Wednesday I took Ricki to the shoe store to buy boots. And as soon as we finished, she looked at the balloon display (they give away balloons to young customers), and announced: “I want a balloon.”.
I promptly told her that walking out of this store with an inflated balloon in hand was not an option. She is a teen, and teens take home a prize like a pen (another prize the store offers), or settles for me to buy her a different prize elsewhere.
“But I want a balloon.”
At this point one of the saleswomen asked “What’s so bad about a balloon?” So I explained that it was a matter of knowing her self-worth and honoring her maturity. “What, will she also take a balloon home when she’s thirty?” I queried.
So then, when Ricki again said she wanted a balloon, a second mother there took up the challenge, and said: “You know, you are a big teenager. It isn’t fitting for you to go out with a balloon.”
Now it was someone else, not Mommy saying that it was inappropriate. Ricki quickly acquiesced, and agreed to a prize bought elsewhere. We paid for the boots, I bought her some popcorn, and Ricki walked home, her honor intact.
For more of "31 for 21" (blogging in October for Down syndrome awareness)go HERE
i want a balloon.
and i'll be 42 in december.
I wonder about this.
Are there no other teenagers that would have fun taking home a balloon?
I am trying to remember if my 15 year old ever takes home a helium balloon from an event. If she does, she certainly knows she's being childish, but does it anyway, 'cause it's fun.
Is the problem that Ricki does not realize that it is childish? Or that, because she has a tendency to childish behavior, you have to work harder to instil more mature behavior?
As a mom with a DS 14 yr old son, I agree.
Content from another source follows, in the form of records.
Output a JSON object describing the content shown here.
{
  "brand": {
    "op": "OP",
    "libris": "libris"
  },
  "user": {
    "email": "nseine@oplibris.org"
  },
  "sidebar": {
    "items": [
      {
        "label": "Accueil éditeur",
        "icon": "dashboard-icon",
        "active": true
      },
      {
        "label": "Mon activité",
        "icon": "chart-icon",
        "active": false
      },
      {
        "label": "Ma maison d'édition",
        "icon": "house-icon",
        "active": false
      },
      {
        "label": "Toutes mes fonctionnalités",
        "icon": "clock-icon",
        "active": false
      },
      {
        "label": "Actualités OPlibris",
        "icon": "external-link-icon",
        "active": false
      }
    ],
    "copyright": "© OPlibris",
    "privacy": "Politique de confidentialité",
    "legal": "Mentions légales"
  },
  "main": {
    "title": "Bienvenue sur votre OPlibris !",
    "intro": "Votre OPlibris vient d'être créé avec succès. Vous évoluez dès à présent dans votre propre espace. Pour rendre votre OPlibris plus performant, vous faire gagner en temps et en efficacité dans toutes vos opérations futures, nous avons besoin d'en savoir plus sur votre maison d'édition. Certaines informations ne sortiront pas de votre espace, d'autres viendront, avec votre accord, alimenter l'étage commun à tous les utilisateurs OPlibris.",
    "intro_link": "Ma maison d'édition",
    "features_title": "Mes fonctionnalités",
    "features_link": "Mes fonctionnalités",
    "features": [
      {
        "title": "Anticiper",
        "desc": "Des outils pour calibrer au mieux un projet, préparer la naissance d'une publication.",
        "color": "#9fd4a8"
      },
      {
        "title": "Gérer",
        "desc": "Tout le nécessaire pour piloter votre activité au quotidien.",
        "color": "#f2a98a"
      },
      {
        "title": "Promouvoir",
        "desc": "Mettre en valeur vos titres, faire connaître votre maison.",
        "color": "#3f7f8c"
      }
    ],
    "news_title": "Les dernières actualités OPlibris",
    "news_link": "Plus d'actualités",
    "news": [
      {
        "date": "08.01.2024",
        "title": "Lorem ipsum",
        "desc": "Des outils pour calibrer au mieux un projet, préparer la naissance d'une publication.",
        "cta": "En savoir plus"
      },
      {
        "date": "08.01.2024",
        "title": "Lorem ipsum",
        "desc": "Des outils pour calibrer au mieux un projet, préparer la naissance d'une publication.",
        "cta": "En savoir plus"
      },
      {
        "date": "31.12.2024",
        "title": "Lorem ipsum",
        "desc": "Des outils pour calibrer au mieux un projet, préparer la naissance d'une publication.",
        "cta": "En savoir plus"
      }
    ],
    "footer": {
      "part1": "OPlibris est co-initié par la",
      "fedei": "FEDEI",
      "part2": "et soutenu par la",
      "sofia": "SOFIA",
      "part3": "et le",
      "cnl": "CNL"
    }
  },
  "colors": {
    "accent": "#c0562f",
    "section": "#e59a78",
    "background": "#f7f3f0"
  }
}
My son would still watch Sesame Street, Barney and other too young programs.I tell him Sesame Street and Barney are for little children and you are a teenager. You are too smart to watch these programs, they are for children who don't know their numbers, ABC's and colors.
She may know it is childish, but the thing is that she wants what she wants AND is not fully cognisent of the consequences.
Yes, other 15 years olds may occaisionlly take homwe a balloon. And maybe even a 42 year-old. (And IF Ricki was with a group of "normal" girls ALL doing that, perhaps I would let her. HOWEVER there is a HUGE difference. Anyone seeing a "normal" 15 year old with a balloon, realize that they are having a fun time, and walk past. A 15 year-old with an intellectual disability with a balloon can be setting herself up to:
-insults and mockery
- alerting preditors to easy prey
Also, your"normal" 15 year old will not, as a result of taking a balloon outside, do something totally inappropriate with a balloon at 42. If Ricki does not learn the normal society norms now, she will yes come traipsing into work at 42 with a balloon on her wrist......
since i have autism spectrum, i too, tend to do things that are not considered "age appropriate", sometimes.
*my* struggles, though, are more about walking out (or hanging up) on people when i get frustrated / feel misunderstood.
that kind of behavio(u)r is "expected" in a young child or even teenager, but a 42 year old woman "should" not behave like that.
so i "understand", sort of, a bit, maybe.
/ mumrik aka gabriela
Good for you! --for standing up for your beliefs, for teaching Ricki...
I hear you.
It must be challenging for you to have to set such strict limits.
Post a Comment